“Fuck all that Mumble Shit?”: A Conversation with DJ Drama

On May 20, 2021, I chopped it up with DJ Drama to discuss my single-authored manuscript-in-progress, “Make Rappers Rap Again!: Interrogating the Mumble Rap ‘Crisis.’”  In it, I contend with the subjugation of mumble rappers, arguing Mumble Rap, which has galvanized the genre for over a decade, is real Hip Hop. First, I do so by recovering longstanding debates about what Hip Hop has been, is, and should be. I also problematize real Hip Hop norms for engaging with its origins and “old heads”; demonstrate the ways most mumble rappers practice citational and collaborative politics congruent with real Hip Hop and the ways Mumble Rap is conversant with other, oft-ignored, Hip Hop cornerstones; and take a comprehensive approach to examining the Mumble Rap sound. Second, I examine habitus, situating Mumble Rap as southern and examining social media; the institutional, commercial, and transnational contours of Hip Hop; and Black politics. Third, I examine Mumble Rap on its own terms, especially the ways it challenges dominant narratives about Hip Hop masculinity and mumble rappers’ attention to mental and emotional health. Finally, I call for a reconsideration of Hip Hop’s commitment to situated analyses, a particularly opportune conversation as 2023 is the 30th anniversary of Hip Hop Studies and the 50th anniversary of Hip Hop. Enjoy and stay tuned. This is “only” the beginning.

Part I: The Introduction (1m40s)

Click here for Part I with subtitles.

Part II: “Fuck a rap critic. They talk about it while we live it.” (13m)

Click here for Part II with subtitles.

Part III: “Sometimes, we gotta get out of our own way.” (17m30s)

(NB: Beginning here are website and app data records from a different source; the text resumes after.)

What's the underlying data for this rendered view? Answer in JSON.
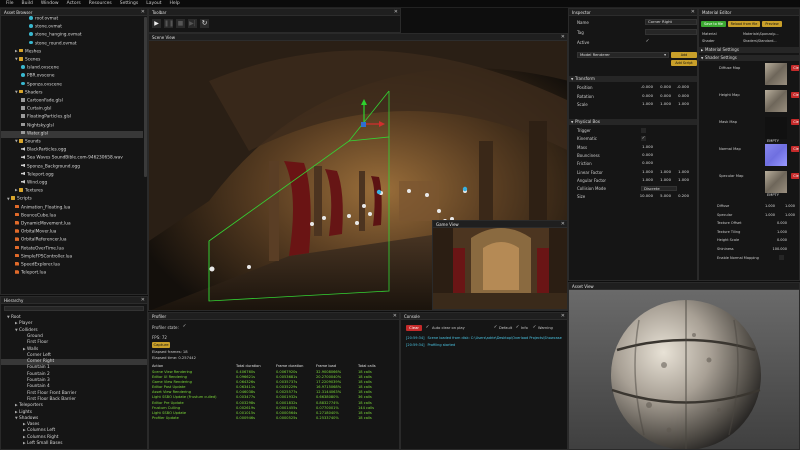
{
  "menu": [
    "File",
    "Build",
    "Window",
    "Actors",
    "Resources",
    "Settings",
    "Layout",
    "Help"
  ],
  "asset_browser": {
    "title": "Asset Browser",
    "rows": [
      {
        "label": "roof.ovmat",
        "indent": 28,
        "icon": "sphere"
      },
      {
        "label": "stone.ovmat",
        "indent": 28,
        "icon": "sphere"
      },
      {
        "label": "stone_hanging.ovmat",
        "indent": 28,
        "icon": "sphere"
      },
      {
        "label": "stone_round.ovmat",
        "indent": 28,
        "icon": "sphere"
      },
      {
        "label": "Meshes",
        "indent": 14,
        "icon": "folder",
        "tri": "▶"
      },
      {
        "label": "Scenes",
        "indent": 14,
        "icon": "folder",
        "tri": "▼"
      },
      {
        "label": "Island.ovscene",
        "indent": 20,
        "icon": "sphere"
      },
      {
        "label": "PBR.ovscene",
        "indent": 20,
        "icon": "sphere"
      },
      {
        "label": "Sponza.ovscene",
        "indent": 20,
        "icon": "sphere"
      },
      {
        "label": "Shaders",
        "indent": 14,
        "icon": "folder",
        "tri": "▼"
      },
      {
        "label": "CartoonFade.glsl",
        "indent": 20,
        "icon": "file"
      },
      {
        "label": "Curtain.glsl",
        "indent": 20,
        "icon": "file"
      },
      {
        "label": "FloatingParticles.glsl",
        "indent": 20,
        "icon": "file"
      },
      {
        "label": "Nightsky.glsl",
        "indent": 20,
        "icon": "file"
      },
      {
        "label": "Water.glsl",
        "indent": 20,
        "icon": "file",
        "selected": true
      },
      {
        "label": "Sounds",
        "indent": 14,
        "icon": "folder",
        "tri": "▼"
      },
      {
        "label": "BlackParticles.ogg",
        "indent": 20,
        "icon": "sound"
      },
      {
        "label": "Sea Waves SoundBible.com-946230658.wav",
        "indent": 20,
        "icon": "sound"
      },
      {
        "label": "Sponza_Background.ogg",
        "indent": 20,
        "icon": "sound"
      },
      {
        "label": "Teleport.ogg",
        "indent": 20,
        "icon": "sound"
      },
      {
        "label": "Wind.ogg",
        "indent": 20,
        "icon": "sound"
      },
      {
        "label": "Textures",
        "indent": 14,
        "icon": "folder",
        "tri": "▶"
      },
      {
        "label": "Scripts",
        "indent": 6,
        "icon": "folder",
        "tri": "▼"
      },
      {
        "label": "Animation_Floating.lua",
        "indent": 14,
        "icon": "script"
      },
      {
        "label": "BounceCube.lua",
        "indent": 14,
        "icon": "script"
      },
      {
        "label": "DynamicMovement.lua",
        "indent": 14,
        "icon": "script"
      },
      {
        "label": "OrbitalMover.lua",
        "indent": 14,
        "icon": "script"
      },
      {
        "label": "OrbitalReferencer.lua",
        "indent": 14,
        "icon": "script"
      },
      {
        "label": "RotateOverTime.lua",
        "indent": 14,
        "icon": "script"
      },
      {
        "label": "SimpleFPSController.lua",
        "indent": 14,
        "icon": "script"
      },
      {
        "label": "SpeedExplorer.lua",
        "indent": 14,
        "icon": "script"
      },
      {
        "label": "Teleport.lua",
        "indent": 14,
        "icon": "script"
      }
    ]
  },
  "hierarchy": {
    "title": "Hierarchy",
    "rows": [
      {
        "label": "Root",
        "indent": 6,
        "tri": "▼"
      },
      {
        "label": "Player",
        "indent": 14,
        "tri": "▶"
      },
      {
        "label": "Colliders",
        "indent": 14,
        "tri": "▼"
      },
      {
        "label": "Ground",
        "indent": 26,
        "tri": ""
      },
      {
        "label": "First Floor",
        "indent": 26,
        "tri": ""
      },
      {
        "label": "Walls",
        "indent": 22,
        "tri": "▶"
      },
      {
        "label": "Corner Left",
        "indent": 26,
        "tri": ""
      },
      {
        "label": "Corner Right",
        "indent": 26,
        "tri": "",
        "selected": true
      },
      {
        "label": "Fountain 1",
        "indent": 26,
        "tri": ""
      },
      {
        "label": "Fountain 2",
        "indent": 26,
        "tri": ""
      },
      {
        "label": "Fountain 3",
        "indent": 26,
        "tri": ""
      },
      {
        "label": "Fountain 4",
        "indent": 26,
        "tri": ""
      },
      {
        "label": "First Floor Front Barrier",
        "indent": 26,
        "tri": ""
      },
      {
        "label": "First Floor Back Barrier",
        "indent": 26,
        "tri": ""
      },
      {
        "label": "Teleporters",
        "indent": 14,
        "tri": "▶"
      },
      {
        "label": "Lights",
        "indent": 14,
        "tri": "▶"
      },
      {
        "label": "Shadows",
        "indent": 14,
        "tri": "▼"
      },
      {
        "label": "Vases",
        "indent": 22,
        "tri": "▶"
      },
      {
        "label": "Columns Left",
        "indent": 22,
        "tri": "▶"
      },
      {
        "label": "Columns Right",
        "indent": 22,
        "tri": "▶"
      },
      {
        "label": "Left Small Bases",
        "indent": 22,
        "tri": "▶"
      }
    ]
  },
  "toolbar": {
    "title": "Toolbar"
  },
  "scene_view": {
    "title": "Scene View"
  },
  "game_view": {
    "title": "Game View"
  },
  "profiler": {
    "title": "Profiler",
    "profiler_state": "Profiler state:",
    "fps": "FPS: 72",
    "capture": "Capture",
    "elapsed_frames": "Elapsed frames: 18",
    "elapsed_time": "Elapsed time: 0.257442",
    "columns": [
      "Action",
      "Total duration",
      "Frame duration",
      "Frame load",
      "Total calls"
    ],
    "rows": [
      [
        "Scene View Rendering",
        "0.406760s",
        "0.0067920s",
        "32.9008066%",
        "18 calls"
      ],
      [
        "Editor UI Rendering",
        "0.096621s",
        "0.0053681s",
        "20.2700040%",
        "18 calls"
      ],
      [
        "Game View Rendering",
        "0.064326s",
        "0.0035737s",
        "17.2209039%",
        "18 calls"
      ],
      [
        "Editor Post Update",
        "0.063411s",
        "0.0035229s",
        "16.9715068%",
        "18 calls"
      ],
      [
        "Asset View Rendering",
        "0.046038s",
        "0.0025577s",
        "12.3144063%",
        "18 calls"
      ],
      [
        "Light SSBO Update (Frustum culled)",
        "0.003477s",
        "0.0001932s",
        "0.6638080%",
        "36 calls"
      ],
      [
        "Editor Pre Update",
        "0.003298s",
        "0.0001832s",
        "0.8832774%",
        "18 calls"
      ],
      [
        "Frustum Culling",
        "0.002619s",
        "0.0001455s",
        "0.0770001%",
        "144 calls"
      ],
      [
        "Light SSBO Update",
        "0.001015s",
        "0.0000564s",
        "0.2718040%",
        "18 calls"
      ],
      [
        "Profiler Update",
        "0.000946s",
        "0.0000525s",
        "0.2533740%",
        "18 calls"
      ]
    ]
  },
  "console": {
    "title": "Console",
    "clear": "Clear",
    "auto_clear": "Auto clear on play",
    "filters": [
      "Default",
      "Info",
      "Warning"
    ],
    "logs": [
      {
        "time": "[20:59:34]",
        "text": "Scene loaded from disk: C:\\Users\\adrie\\Desktop\\Overload Projects\\Showcase"
      },
      {
        "time": "[20:59:34]",
        "text": "Profiling started"
      }
    ]
  },
  "inspector": {
    "title": "Inspector",
    "name_label": "Name",
    "name_value": "Corner Right",
    "tag_label": "Tag",
    "tag_value": "",
    "active_label": "Active",
    "component_select": "Model Renderer",
    "add_component": "Add Component",
    "add_script": "Add Script",
    "transform": {
      "header": "Transform",
      "rows": [
        {
          "label": "Position",
          "values": [
            "-0.000",
            "0.000",
            "-0.000"
          ]
        },
        {
          "label": "Rotation",
          "values": [
            "0.000",
            "0.000",
            "0.000"
          ]
        },
        {
          "label": "Scale",
          "values": [
            "1.000",
            "1.000",
            "1.000"
          ]
        }
      ]
    },
    "physical_box": {
      "header": "Physical Box",
      "rows": [
        {
          "label": "Trigger",
          "kind": "check",
          "checked": false
        },
        {
          "label": "Kinematic",
          "kind": "check",
          "checked": true
        },
        {
          "label": "Mass",
          "kind": "vals",
          "values": [
            "1.000"
          ]
        },
        {
          "label": "Bounciness",
          "kind": "vals",
          "values": [
            "0.000"
          ]
        },
        {
          "label": "Friction",
          "kind": "vals",
          "values": [
            "0.000"
          ]
        },
        {
          "label": "Linear Factor",
          "kind": "vals",
          "values": [
            "1.000",
            "1.000",
            "1.000"
          ]
        },
        {
          "label": "Angular Factor",
          "kind": "vals",
          "values": [
            "1.000",
            "1.000",
            "1.000"
          ]
        },
        {
          "label": "Collision Mode",
          "kind": "text",
          "values": [
            "Discrete"
          ]
        },
        {
          "label": "Size",
          "kind": "vals",
          "values": [
            "10.000",
            "5.000",
            "0.200"
          ]
        }
      ]
    }
  },
  "material_editor": {
    "title": "Material Editor",
    "buttons": [
      "Save to file",
      "Reload from file",
      "Preview"
    ],
    "material_label": "Material",
    "material_value": "Materials\\Sponza\\p...",
    "shader_label": "Shader",
    "shader_value": "Shaders\\Standard...",
    "material_settings": "Material Settings",
    "shader_settings": "Shader Settings",
    "maps": [
      {
        "label": "Diffuse Map",
        "texture": "stone",
        "name": ""
      },
      {
        "label": "Height Map",
        "texture": "stone",
        "name": ""
      },
      {
        "label": "Mask Map",
        "texture": "empty",
        "name": "EMPTY"
      },
      {
        "label": "Normal Map",
        "texture": "normal",
        "name": ""
      },
      {
        "label": "Specular Map",
        "texture": "stone",
        "name": "EMPTY"
      }
    ],
    "clear": "Cle",
    "props": [
      {
        "label": "Diffuse",
        "values": [
          "1.000",
          "1.000"
        ]
      },
      {
        "label": "Specular",
        "values": [
          "1.000",
          "1.000"
        ]
      },
      {
        "label": "Texture Offset",
        "values": [
          "0.000"
        ]
      },
      {
        "label": "Texture Tiling",
        "values": [
          "1.000"
        ]
      },
      {
        "label": "Height Scale",
        "values": [
          "0.000"
        ]
      },
      {
        "label": "Shininess",
        "values": [
          "100.000"
        ]
      },
      {
        "label": "Enable Normal Mapping",
        "values": []
      }
    ]
  },
  "asset_view": {
    "title": "Asset View"
  }
}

Click here for Part III with subtitles.

Part IV: “We’re not gonna always understand the youth.” (6m40s)

Click here for Part IV with subtitles.

Part V: The Conclusion (6m30s)

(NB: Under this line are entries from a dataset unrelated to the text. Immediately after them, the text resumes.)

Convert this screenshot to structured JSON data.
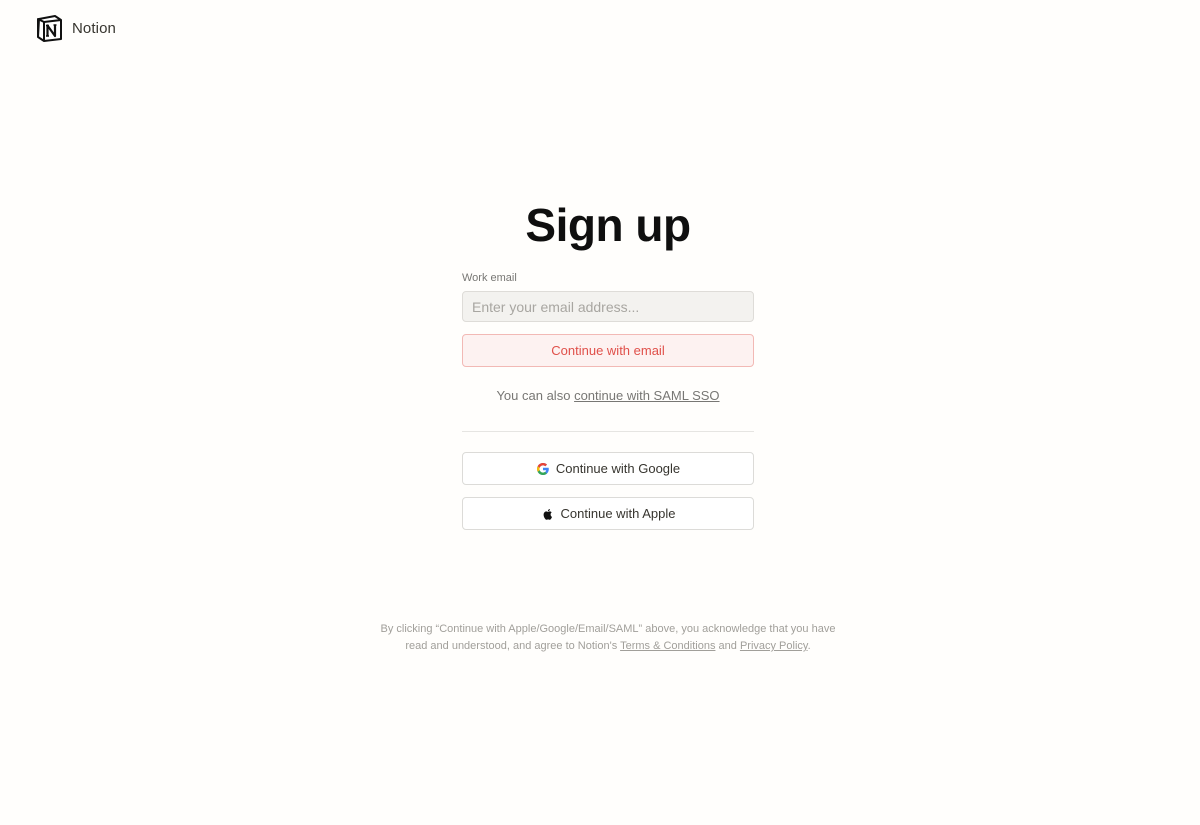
{
  "header": {
    "brand": "Notion",
    "logo_icon": "notion-logo-icon"
  },
  "signup": {
    "title": "Sign up",
    "email_label": "Work email",
    "email_placeholder": "Enter your email address...",
    "email_value": "",
    "continue_email_label": "Continue with email",
    "sso_prefix": "You can also",
    "sso_link": "continue with SAML SSO",
    "google_label": "Continue with Google",
    "google_icon": "google-icon",
    "apple_label": "Continue with Apple",
    "apple_icon": "apple-icon"
  },
  "legal": {
    "text_1": "By clicking “Continue with Apple/Google/Email/SAML” above, you acknowledge that you have read and understood, and agree to Notion's",
    "terms_link": "Terms & Conditions",
    "and": "and",
    "privacy_link": "Privacy Policy",
    "end": "."
  },
  "colors": {
    "background": "#fffefc",
    "email_button_bg": "#fdf2f1",
    "email_button_border": "#f2b9b5",
    "email_button_text": "#e0504a"
  }
}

Click here for Part V with subtitles.

Thank you, Aishah; thank you, Mykaela; and thank you, Drama, for your support of me and this project, including the parts yet to come.
I hope you love it as much as I already do.

If you reference any part of this interview, please cite me appropriately (#CiteBlackWomen). Thank you for listening and/or reading.